WHAT IS EXPECTED —
Below are some records. How many of their lines contain the string "this"? Give the number only.

(Collected data entries)
■ ■ ■ ■ ■ ■ ■

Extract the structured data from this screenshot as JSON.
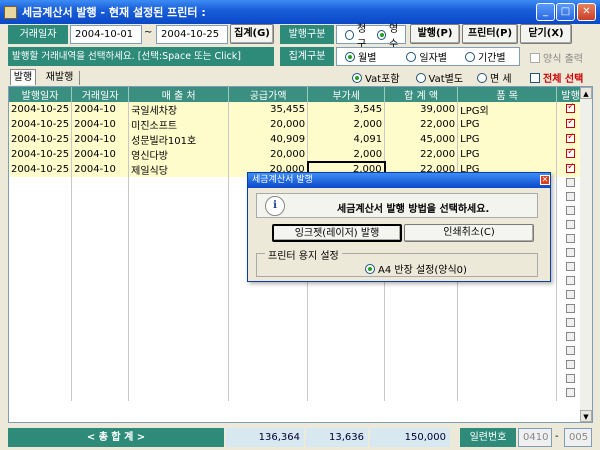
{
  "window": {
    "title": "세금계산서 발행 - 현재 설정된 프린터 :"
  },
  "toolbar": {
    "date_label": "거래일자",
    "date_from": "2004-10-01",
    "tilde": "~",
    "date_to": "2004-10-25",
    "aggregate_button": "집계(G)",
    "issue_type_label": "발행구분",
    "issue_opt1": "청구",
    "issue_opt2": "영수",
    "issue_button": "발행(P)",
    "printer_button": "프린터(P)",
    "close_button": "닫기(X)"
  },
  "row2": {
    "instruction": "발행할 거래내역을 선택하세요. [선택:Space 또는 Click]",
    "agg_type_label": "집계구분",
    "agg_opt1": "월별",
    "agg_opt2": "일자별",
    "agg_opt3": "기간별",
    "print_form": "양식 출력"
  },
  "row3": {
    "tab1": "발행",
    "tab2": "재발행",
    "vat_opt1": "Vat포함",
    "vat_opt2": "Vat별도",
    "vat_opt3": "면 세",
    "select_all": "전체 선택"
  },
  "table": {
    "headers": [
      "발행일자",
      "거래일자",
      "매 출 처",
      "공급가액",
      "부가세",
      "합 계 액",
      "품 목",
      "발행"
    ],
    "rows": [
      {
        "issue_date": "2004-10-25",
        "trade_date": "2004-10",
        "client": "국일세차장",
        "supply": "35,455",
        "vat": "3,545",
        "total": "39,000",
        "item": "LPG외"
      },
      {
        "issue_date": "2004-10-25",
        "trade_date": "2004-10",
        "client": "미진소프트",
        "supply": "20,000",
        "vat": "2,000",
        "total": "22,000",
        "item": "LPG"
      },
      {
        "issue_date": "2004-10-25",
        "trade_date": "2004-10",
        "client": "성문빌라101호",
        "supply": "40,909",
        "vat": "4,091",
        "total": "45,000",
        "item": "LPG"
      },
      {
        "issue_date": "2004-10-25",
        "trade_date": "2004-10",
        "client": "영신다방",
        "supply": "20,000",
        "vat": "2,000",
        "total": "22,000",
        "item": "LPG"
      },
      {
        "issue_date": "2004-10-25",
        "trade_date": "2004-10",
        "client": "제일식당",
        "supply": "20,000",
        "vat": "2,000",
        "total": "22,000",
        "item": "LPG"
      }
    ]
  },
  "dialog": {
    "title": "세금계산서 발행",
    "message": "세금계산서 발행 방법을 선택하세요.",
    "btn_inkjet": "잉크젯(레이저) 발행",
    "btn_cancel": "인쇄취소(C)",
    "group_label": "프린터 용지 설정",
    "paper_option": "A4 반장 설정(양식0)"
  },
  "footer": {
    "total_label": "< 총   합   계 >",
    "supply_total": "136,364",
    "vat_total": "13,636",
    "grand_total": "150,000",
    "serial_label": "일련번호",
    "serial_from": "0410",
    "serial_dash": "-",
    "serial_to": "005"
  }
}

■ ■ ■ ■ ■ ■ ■

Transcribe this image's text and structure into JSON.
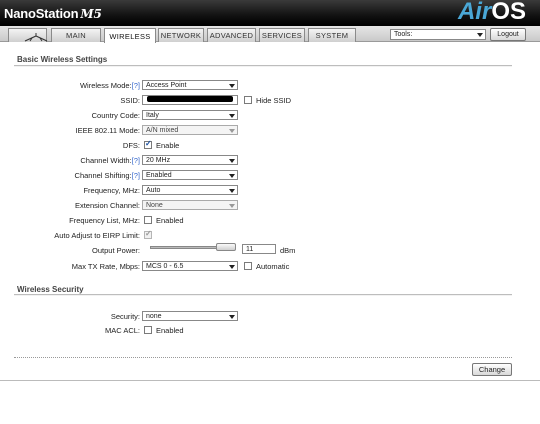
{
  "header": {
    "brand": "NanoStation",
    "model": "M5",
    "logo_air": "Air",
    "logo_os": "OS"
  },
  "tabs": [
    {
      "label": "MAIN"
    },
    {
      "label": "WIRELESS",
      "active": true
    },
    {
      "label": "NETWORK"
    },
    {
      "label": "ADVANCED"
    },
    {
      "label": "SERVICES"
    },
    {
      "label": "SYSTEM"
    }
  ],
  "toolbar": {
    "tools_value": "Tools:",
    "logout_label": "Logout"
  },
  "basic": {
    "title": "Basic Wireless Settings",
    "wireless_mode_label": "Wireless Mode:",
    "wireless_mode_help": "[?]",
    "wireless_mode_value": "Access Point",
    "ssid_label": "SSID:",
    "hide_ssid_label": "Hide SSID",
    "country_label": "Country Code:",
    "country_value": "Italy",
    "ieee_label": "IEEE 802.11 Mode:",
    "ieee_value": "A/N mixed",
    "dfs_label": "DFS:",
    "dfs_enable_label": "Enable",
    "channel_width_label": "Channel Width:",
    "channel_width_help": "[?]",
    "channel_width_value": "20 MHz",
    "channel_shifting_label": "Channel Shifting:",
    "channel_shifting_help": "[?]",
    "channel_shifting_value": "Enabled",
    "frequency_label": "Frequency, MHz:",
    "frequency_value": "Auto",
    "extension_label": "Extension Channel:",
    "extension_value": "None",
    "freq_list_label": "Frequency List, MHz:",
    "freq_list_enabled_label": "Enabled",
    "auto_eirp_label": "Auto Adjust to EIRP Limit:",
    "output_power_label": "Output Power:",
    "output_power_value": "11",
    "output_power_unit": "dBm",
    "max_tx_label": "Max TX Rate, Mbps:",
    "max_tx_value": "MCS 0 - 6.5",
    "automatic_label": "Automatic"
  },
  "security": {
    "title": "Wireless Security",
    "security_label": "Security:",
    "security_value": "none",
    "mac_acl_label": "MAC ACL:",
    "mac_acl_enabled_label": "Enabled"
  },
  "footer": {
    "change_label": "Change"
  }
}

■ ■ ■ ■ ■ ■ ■

EXERCISE RESULT —
2